Your task
Look for "What's the underlying" in the entries below. Then write out exactly the line that holds it and every line after it, to the last, and nothing else.

Items from an interface collection:

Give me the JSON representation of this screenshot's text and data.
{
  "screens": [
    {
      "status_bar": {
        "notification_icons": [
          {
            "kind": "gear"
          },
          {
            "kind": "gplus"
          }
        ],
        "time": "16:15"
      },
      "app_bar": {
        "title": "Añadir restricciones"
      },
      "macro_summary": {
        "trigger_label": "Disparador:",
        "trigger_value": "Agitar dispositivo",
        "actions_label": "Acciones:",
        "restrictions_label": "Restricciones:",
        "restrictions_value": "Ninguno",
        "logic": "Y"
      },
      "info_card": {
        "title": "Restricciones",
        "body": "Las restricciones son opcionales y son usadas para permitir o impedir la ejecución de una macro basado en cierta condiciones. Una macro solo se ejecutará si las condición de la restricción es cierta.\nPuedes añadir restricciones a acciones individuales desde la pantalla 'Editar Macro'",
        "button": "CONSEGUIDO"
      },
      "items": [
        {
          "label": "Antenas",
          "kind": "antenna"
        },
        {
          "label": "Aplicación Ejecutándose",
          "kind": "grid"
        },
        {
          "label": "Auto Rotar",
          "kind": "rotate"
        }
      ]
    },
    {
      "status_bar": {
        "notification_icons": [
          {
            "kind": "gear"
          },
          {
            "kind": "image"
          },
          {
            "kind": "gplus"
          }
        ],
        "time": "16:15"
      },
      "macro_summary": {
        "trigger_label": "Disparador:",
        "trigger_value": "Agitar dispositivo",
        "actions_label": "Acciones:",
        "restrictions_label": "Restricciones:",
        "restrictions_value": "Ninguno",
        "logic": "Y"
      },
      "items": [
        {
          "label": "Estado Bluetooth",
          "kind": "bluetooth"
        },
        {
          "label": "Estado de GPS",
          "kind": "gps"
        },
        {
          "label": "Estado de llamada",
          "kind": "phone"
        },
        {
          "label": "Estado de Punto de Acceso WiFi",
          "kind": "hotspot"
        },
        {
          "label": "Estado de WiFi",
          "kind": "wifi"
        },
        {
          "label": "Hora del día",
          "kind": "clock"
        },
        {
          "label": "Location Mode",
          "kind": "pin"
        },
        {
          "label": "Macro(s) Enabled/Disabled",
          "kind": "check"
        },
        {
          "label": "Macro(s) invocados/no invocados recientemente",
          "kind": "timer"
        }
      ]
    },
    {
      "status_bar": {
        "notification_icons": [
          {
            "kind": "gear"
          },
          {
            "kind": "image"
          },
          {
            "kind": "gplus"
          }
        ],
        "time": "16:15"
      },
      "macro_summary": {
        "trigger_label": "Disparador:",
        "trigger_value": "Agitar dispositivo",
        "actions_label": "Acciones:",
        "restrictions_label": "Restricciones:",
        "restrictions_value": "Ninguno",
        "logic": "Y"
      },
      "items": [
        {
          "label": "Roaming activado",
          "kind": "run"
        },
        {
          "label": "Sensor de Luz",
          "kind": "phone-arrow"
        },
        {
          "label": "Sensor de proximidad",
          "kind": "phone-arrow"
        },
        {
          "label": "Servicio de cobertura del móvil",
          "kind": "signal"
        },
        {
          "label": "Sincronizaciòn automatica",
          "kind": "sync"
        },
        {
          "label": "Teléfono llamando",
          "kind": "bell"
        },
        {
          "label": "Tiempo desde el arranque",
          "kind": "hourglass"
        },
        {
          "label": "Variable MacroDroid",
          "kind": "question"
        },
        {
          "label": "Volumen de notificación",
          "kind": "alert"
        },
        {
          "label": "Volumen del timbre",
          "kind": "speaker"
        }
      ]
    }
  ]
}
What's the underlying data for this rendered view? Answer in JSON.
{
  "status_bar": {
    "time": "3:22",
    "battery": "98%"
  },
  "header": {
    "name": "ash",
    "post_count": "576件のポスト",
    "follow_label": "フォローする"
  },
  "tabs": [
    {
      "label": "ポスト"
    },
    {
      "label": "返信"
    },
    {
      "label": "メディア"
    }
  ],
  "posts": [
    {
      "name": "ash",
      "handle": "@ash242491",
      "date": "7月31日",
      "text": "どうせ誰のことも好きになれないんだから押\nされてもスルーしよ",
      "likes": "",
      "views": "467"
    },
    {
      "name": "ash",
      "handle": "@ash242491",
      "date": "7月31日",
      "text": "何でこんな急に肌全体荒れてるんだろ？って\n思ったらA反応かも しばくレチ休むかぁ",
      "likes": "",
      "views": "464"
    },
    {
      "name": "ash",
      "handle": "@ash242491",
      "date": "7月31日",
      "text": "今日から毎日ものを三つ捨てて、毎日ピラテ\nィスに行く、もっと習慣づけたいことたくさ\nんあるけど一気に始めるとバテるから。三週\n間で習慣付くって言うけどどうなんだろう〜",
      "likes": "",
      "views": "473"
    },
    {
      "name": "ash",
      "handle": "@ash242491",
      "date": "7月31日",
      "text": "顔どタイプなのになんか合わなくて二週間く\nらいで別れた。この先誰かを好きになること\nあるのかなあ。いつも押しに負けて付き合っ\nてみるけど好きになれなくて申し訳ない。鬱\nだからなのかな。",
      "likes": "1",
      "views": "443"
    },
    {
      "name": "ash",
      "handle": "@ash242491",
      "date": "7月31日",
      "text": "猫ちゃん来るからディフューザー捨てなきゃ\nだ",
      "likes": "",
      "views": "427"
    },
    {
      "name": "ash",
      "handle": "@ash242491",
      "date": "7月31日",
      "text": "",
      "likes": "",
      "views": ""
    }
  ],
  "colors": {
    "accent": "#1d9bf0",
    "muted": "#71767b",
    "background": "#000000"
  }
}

Answer to this exercise
What's the underlying data for this rendered view? Answer in JSON.
{
  "status_bar": {
    "time": "3:22",
    "battery": "98%"
  },
  "header": {
    "name": "ash",
    "post_count": "576件のポスト",
    "follow_label": "フォローする"
  },
  "tabs": [
    {
      "label": "ポスト"
    },
    {
      "label": "返信"
    },
    {
      "label": "メディア"
    }
  ],
  "posts": [
    {
      "name": "ash",
      "handle": "@ash242491",
      "date": "7月31日",
      "text": "どうせ誰のことも好きになれないんだから押\nされてもスルーしよ",
      "likes": "",
      "views": "467"
    },
    {
      "name": "ash",
      "handle": "@ash242491",
      "date": "7月31日",
      "text": "何でこんな急に肌全体荒れてるんだろ？って\n思ったらA反応かも しばくレチ休むかぁ",
      "likes": "",
      "views": "464"
    },
    {
      "name": "ash",
      "handle": "@ash242491",
      "date": "7月31日",
      "text": "今日から毎日ものを三つ捨てて、毎日ピラテ\nィスに行く、もっと習慣づけたいことたくさ\nんあるけど一気に始めるとバテるから。三週\n間で習慣付くって言うけどどうなんだろう〜",
      "likes": "",
      "views": "473"
    },
    {
      "name": "ash",
      "handle": "@ash242491",
      "date": "7月31日",
      "text": "顔どタイプなのになんか合わなくて二週間く\nらいで別れた。この先誰かを好きになること\nあるのかなあ。いつも押しに負けて付き合っ\nてみるけど好きになれなくて申し訳ない。鬱\nだからなのかな。",
      "likes": "1",
      "views": "443"
    },
    {
      "name": "ash",
      "handle": "@ash242491",
      "date": "7月31日",
      "text": "猫ちゃん来るからディフューザー捨てなきゃ\nだ",
      "likes": "",
      "views": "427"
    },
    {
      "name": "ash",
      "handle": "@ash242491",
      "date": "7月31日",
      "text": "",
      "likes": "",
      "views": ""
    }
  ],
  "colors": {
    "accent": "#1d9bf0",
    "muted": "#71767b",
    "background": "#000000"
  }
}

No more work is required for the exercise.